At the WFP/GYI, Donna led a group of educators from around the country in a lesson centered on infographics. First, Donna defined global competence - "The knowledge, capacity, and disposition to understand and act on the dynamic interrelated global issues that confront humanity."
Then, we discussed 4 aspects of a globally competent student - the ability to Investigate the World, to Recognize Perspectives, to Communicate Ideas, and finally to Take Action. (Global Competency Matrix)
Finally, Donna provided us with an activity to develop an infographic. Not sure what an infographic is? I'm sure you've seen one...
Infographics are visual way of representing information to an audience. These can be used for a variety of topics, but are utilized quite well for the concepts discussed in a global leadership curriculum or class. Infographics are also a way for the lesson to be SAGE (Student Choice, Authentic Tasks, Global Impact, Exhibition to an Audience). These are absolutely relevant and authentic tasks as they are used in a wide variety of professions. Students are probably pretty well-versed in these already! This lesson would be great to culminate a unit on global issues.
So, how do you use this in class? Start by introducing infographics as a way to represent data. Then students will do this:
- Choose an issue
- Define your position on the issue.
- Gather numerical data.
- Identify your audience
- Choose the best format to tell a story with the data.
- Choose design elements like colors and symbols
- Create the infographic
- Get feedback on your infographic.
- Google Developers - You can create a website that is is an operational infographic.
- Easel.ly (get it?!) This is a free web-based infographic tool that offers a dozen or so free templates to start, and these are able to customize to fit your needs.
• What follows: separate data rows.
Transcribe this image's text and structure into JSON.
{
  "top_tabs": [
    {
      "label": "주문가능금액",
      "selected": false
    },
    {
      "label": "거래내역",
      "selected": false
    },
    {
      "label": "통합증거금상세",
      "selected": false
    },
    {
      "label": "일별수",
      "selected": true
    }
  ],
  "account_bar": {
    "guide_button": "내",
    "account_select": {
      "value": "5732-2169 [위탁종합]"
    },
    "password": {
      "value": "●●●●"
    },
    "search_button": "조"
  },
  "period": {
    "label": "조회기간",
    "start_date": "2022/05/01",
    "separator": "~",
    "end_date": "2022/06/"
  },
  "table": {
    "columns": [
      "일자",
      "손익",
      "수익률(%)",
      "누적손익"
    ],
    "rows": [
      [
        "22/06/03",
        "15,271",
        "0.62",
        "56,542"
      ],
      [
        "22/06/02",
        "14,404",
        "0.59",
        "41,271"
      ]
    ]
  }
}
There is a library with shapes like arrows and shapes and you can even upload your own graphics and photos to use.
- Piktochart - This is the one a fellow teacher at my worktable recommended to me. She has been using it for a while and enjoys it. You can modify fonts and color schemes, and it has some pre-loaded graphics and basic shapes and images. There's a free version of this, or you can really commit and upgrade to a pro account (about $170 per year)
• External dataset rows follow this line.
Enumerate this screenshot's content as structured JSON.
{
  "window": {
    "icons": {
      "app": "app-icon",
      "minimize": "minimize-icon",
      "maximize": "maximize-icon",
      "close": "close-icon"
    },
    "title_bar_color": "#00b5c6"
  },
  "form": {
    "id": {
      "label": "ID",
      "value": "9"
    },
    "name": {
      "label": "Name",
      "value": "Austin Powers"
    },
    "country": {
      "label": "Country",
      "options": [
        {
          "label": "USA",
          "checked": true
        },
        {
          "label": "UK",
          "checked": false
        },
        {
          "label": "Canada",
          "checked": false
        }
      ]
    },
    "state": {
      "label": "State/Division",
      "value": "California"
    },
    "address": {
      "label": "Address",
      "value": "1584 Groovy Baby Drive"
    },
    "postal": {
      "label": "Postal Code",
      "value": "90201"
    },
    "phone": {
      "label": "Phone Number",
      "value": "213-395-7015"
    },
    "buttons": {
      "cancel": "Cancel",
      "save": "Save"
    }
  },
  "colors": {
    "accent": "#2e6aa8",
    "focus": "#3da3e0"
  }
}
- Visual.ly (get it?!) This site makes infographics, videos, web experiences, and presentations. This one is cool because you can easily share the infographics you create on social media (There's that "exhibition to an audience" piece!!)
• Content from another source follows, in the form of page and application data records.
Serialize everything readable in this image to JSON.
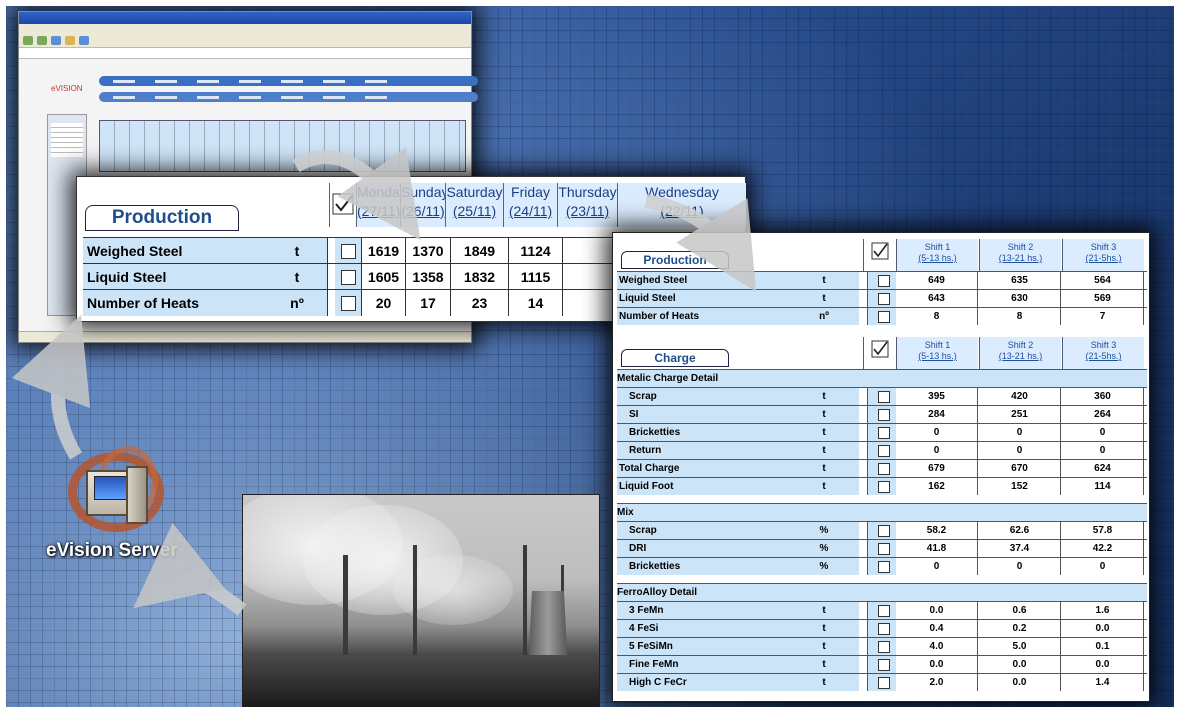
{
  "production": {
    "title": "Production",
    "days": [
      {
        "name": "Monday",
        "date": "(27/11)"
      },
      {
        "name": "Sunday",
        "date": "(26/11)"
      },
      {
        "name": "Saturday",
        "date": "(25/11)"
      },
      {
        "name": "Friday",
        "date": "(24/11)"
      },
      {
        "name": "Thursday",
        "date": "(23/11)"
      },
      {
        "name": "Wednesday",
        "date": "(22/11)"
      }
    ],
    "rows": [
      {
        "label": "Weighed Steel",
        "unit": "t",
        "values": [
          "1619",
          "1370",
          "1849",
          "1124"
        ]
      },
      {
        "label": "Liquid Steel",
        "unit": "t",
        "values": [
          "1605",
          "1358",
          "1832",
          "1115"
        ]
      },
      {
        "label": "Number of Heats",
        "unit": "nº",
        "values": [
          "20",
          "17",
          "23",
          "14"
        ]
      }
    ]
  },
  "detail": {
    "shifts": [
      {
        "name": "Shift 1",
        "hours": "(5-13 hs.)"
      },
      {
        "name": "Shift 2",
        "hours": "(13-21 hs.)"
      },
      {
        "name": "Shift 3",
        "hours": "(21-5hs.)"
      }
    ],
    "production_title": "Production",
    "production_rows": [
      {
        "label": "Weighed Steel",
        "unit": "t",
        "values": [
          "649",
          "635",
          "564"
        ]
      },
      {
        "label": "Liquid Steel",
        "unit": "t",
        "values": [
          "643",
          "630",
          "569"
        ]
      },
      {
        "label": "Number of Heats",
        "unit": "nº",
        "values": [
          "8",
          "8",
          "7"
        ]
      }
    ],
    "charge_title": "Charge",
    "metallic_header": "Metalic Charge Detail",
    "metallic_rows": [
      {
        "label": "Scrap",
        "unit": "t",
        "values": [
          "395",
          "420",
          "360"
        ]
      },
      {
        "label": "SI",
        "unit": "t",
        "values": [
          "284",
          "251",
          "264"
        ]
      },
      {
        "label": "Bricketties",
        "unit": "t",
        "values": [
          "0",
          "0",
          "0"
        ]
      },
      {
        "label": "Return",
        "unit": "t",
        "values": [
          "0",
          "0",
          "0"
        ]
      }
    ],
    "total_rows": [
      {
        "label": "Total Charge",
        "unit": "t",
        "values": [
          "679",
          "670",
          "624"
        ]
      },
      {
        "label": "Liquid Foot",
        "unit": "t",
        "values": [
          "162",
          "152",
          "114"
        ]
      }
    ],
    "mix_header": "Mix",
    "mix_rows": [
      {
        "label": "Scrap",
        "unit": "%",
        "values": [
          "58.2",
          "62.6",
          "57.8"
        ]
      },
      {
        "label": "DRI",
        "unit": "%",
        "values": [
          "41.8",
          "37.4",
          "42.2"
        ]
      },
      {
        "label": "Bricketties",
        "unit": "%",
        "values": [
          "0",
          "0",
          "0"
        ]
      }
    ],
    "ferro_header": "FerroAlloy Detail",
    "ferro_rows": [
      {
        "label": "3 FeMn",
        "unit": "t",
        "values": [
          "0.0",
          "0.6",
          "1.6"
        ]
      },
      {
        "label": "4 FeSi",
        "unit": "t",
        "values": [
          "0.4",
          "0.2",
          "0.0"
        ]
      },
      {
        "label": "5 FeSiMn",
        "unit": "t",
        "values": [
          "4.0",
          "5.0",
          "0.1"
        ]
      },
      {
        "label": "Fine FeMn",
        "unit": "t",
        "values": [
          "0.0",
          "0.0",
          "0.0"
        ]
      },
      {
        "label": "High C FeCr",
        "unit": "t",
        "values": [
          "2.0",
          "0.0",
          "1.4"
        ]
      }
    ]
  },
  "server": {
    "label": "eVision Server"
  },
  "browser": {
    "logo": "eVISION"
  },
  "colors": {
    "cell_blue": "#cbe4f8",
    "header_blue": "#dcecff",
    "title_blue": "#1f4e8c",
    "bg_blue": "#284f92"
  }
}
- Venngage - This one was pretty awesome and I think the one that I'll be using in my International Agriculture Leadership class the next semester. It's easy, it's free and you can publish your infographics! You can even animate them!